alpinedownhiller: Sure, screen size is a factor, hence I began my post by comparing an 80ft.+ wide screen with a 5" diagonal mobile phone.
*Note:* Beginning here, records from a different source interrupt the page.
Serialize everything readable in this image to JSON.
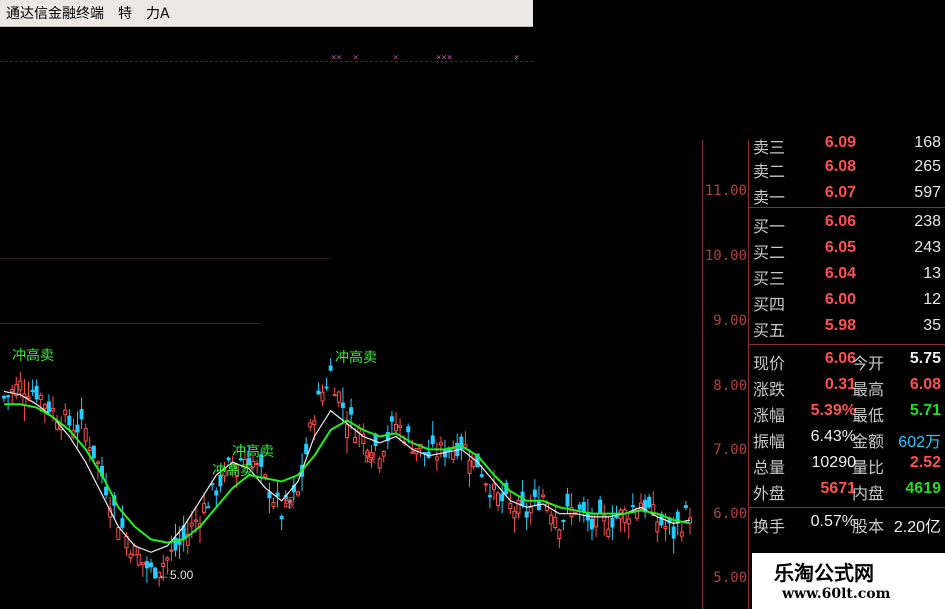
{
  "titlebar": {
    "app_name": "通达信金融终端",
    "item1": "特",
    "item2": "力A"
  },
  "top_marks": [
    "××",
    "×",
    "×",
    "×××",
    "×"
  ],
  "price_axis": {
    "ticks": [
      "11.00",
      "10.00",
      "9.00",
      "8.00",
      "7.00",
      "6.00",
      "5.00"
    ]
  },
  "annotations": {
    "chong_gao_mai_1": "冲高卖",
    "chong_gao_mai_2": "冲高卖",
    "chong_gao_mai_3": "冲高卖",
    "chong_gao_mai_4": "冲高卖",
    "gen_1": "跟",
    "gen_2": "跟",
    "low_marker": "←5.00"
  },
  "quote_panel": {
    "asks": [
      {
        "label": "卖三",
        "price": "6.09",
        "volume": "168"
      },
      {
        "label": "卖二",
        "price": "6.08",
        "volume": "265"
      },
      {
        "label": "卖一",
        "price": "6.07",
        "volume": "597"
      }
    ],
    "bids": [
      {
        "label": "买一",
        "price": "6.06",
        "volume": "238"
      },
      {
        "label": "买二",
        "price": "6.05",
        "volume": "243"
      },
      {
        "label": "买三",
        "price": "6.04",
        "volume": "13"
      },
      {
        "label": "买四",
        "price": "6.00",
        "volume": "12"
      },
      {
        "label": "买五",
        "price": "5.98",
        "volume": "35"
      }
    ],
    "stats": [
      {
        "l1": "现价",
        "v1": "6.06",
        "l2": "今开",
        "v2": "5.75"
      },
      {
        "l1": "涨跌",
        "v1": "0.31",
        "l2": "最高",
        "v2": "6.08"
      },
      {
        "l1": "涨幅",
        "v1": "5.39%",
        "l2": "最低",
        "v2": "5.71"
      },
      {
        "l1": "振幅",
        "v1": "6.43%",
        "l2": "金额",
        "v2": "602万"
      },
      {
        "l1": "总量",
        "v1": "10290",
        "l2": "量比",
        "v2": "2.52"
      },
      {
        "l1": "外盘",
        "v1": "5671",
        "l2": "内盘",
        "v2": "4619"
      },
      {
        "l1": "换手",
        "v1": "0.57%",
        "l2": "股本",
        "v2": "2.20亿"
      }
    ]
  },
  "watermark": {
    "line1": "乐淘公式网",
    "line2": "www.60lt.com"
  },
  "colors": {
    "up": "#ff5050",
    "down": "#22ccff",
    "ma_short": "#f0f0f0",
    "ma_long": "#22ee22",
    "axis": "#8a2a2a"
  },
  "chart_data": {
    "type": "candlestick",
    "y_axis_ticks": [
      11.0,
      10.0,
      9.0,
      8.0,
      7.0,
      6.0,
      5.0
    ],
    "ylim": [
      4.9,
      11.8
    ],
    "approx_close_path": [
      7.8,
      8.0,
      7.9,
      7.6,
      7.4,
      7.3,
      6.6,
      5.9,
      5.4,
      5.1,
      5.3,
      5.6,
      6.0,
      6.4,
      6.8,
      6.9,
      6.5,
      6.0,
      6.3,
      7.6,
      8.2,
      7.5,
      7.2,
      7.0,
      7.4,
      7.1,
      6.9,
      7.0,
      7.1,
      6.8,
      6.3,
      6.1,
      6.0,
      6.3,
      5.9,
      6.1,
      5.8,
      5.9,
      6.0,
      6.2,
      5.9,
      5.7,
      6.06
    ],
    "ma_short": [
      7.9,
      7.85,
      7.7,
      7.5,
      7.2,
      6.8,
      6.3,
      5.8,
      5.5,
      5.4,
      5.5,
      5.8,
      6.2,
      6.6,
      6.8,
      6.7,
      6.4,
      6.2,
      6.5,
      7.2,
      7.6,
      7.4,
      7.2,
      7.1,
      7.2,
      7.0,
      6.9,
      6.95,
      7.0,
      6.8,
      6.5,
      6.2,
      6.1,
      6.15,
      6.0,
      6.0,
      5.95,
      5.95,
      6.0,
      6.1,
      5.95,
      5.85,
      5.9
    ],
    "ma_long": [
      7.7,
      7.7,
      7.65,
      7.5,
      7.3,
      7.0,
      6.6,
      6.1,
      5.8,
      5.6,
      5.55,
      5.6,
      5.8,
      6.1,
      6.4,
      6.6,
      6.55,
      6.5,
      6.6,
      6.9,
      7.3,
      7.45,
      7.3,
      7.2,
      7.25,
      7.1,
      7.0,
      7.0,
      7.05,
      6.9,
      6.6,
      6.35,
      6.2,
      6.2,
      6.1,
      6.05,
      6.0,
      6.0,
      6.0,
      6.05,
      6.0,
      5.9,
      5.85
    ]
  }
}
Obviously holding the phone right in front of your eyes isn’t the same as a large screen even if the “FOV” is the same.

Confused by your comment: “Yeah but since you can chose where to sit, screen size does make a difference”?

alpinedownhiller
alpinedownhiller on August 27, 2017 at 9:26 pm

Yeah but since you can chose where to sit, screen size does make a difference.

(Plus, you actually still get a sense that a screen is a bigger and it feels more impressive even if you sit far enough back that it fills up less of your FOV. Sit farther back from a 100' wide screen relatively to FOV than a 60' and it still feels way bigger and more impressive and sitting far back from a 30' screen feels more impressive than sitting 12" away from a 24" wide screen.)

CF100
CF100 on August 27, 2017 at 3:59 pm

With regard to the discussion on IMAX screen sizes, the important factor (given, say, 80ft.+ wide screens and not a 5" mobile phone) is the geometry of the auditorium.

IMAX and OMNIMAX Theatre Design goes into some detail on their requirements.

Essentially, the distance from the screen to the last row should not exceed one screen width, and the first row not more than 0.35x screen width.

Also, the front row should be somewhat above the bottom of the screen, and the last row positioned about half way up.

Of course, the projection system must also be adequate to cope with the closer position to the screen compared to a traditional auditorium, and stadium seating is a given.

These requirements can also be expressed in terms of horizontal and vertical viewing angles.

IOW, whether a screen is 85ft. or 95ft. wide will make little difference, especially since the viewing angles vary depending on which row you choose to sit in!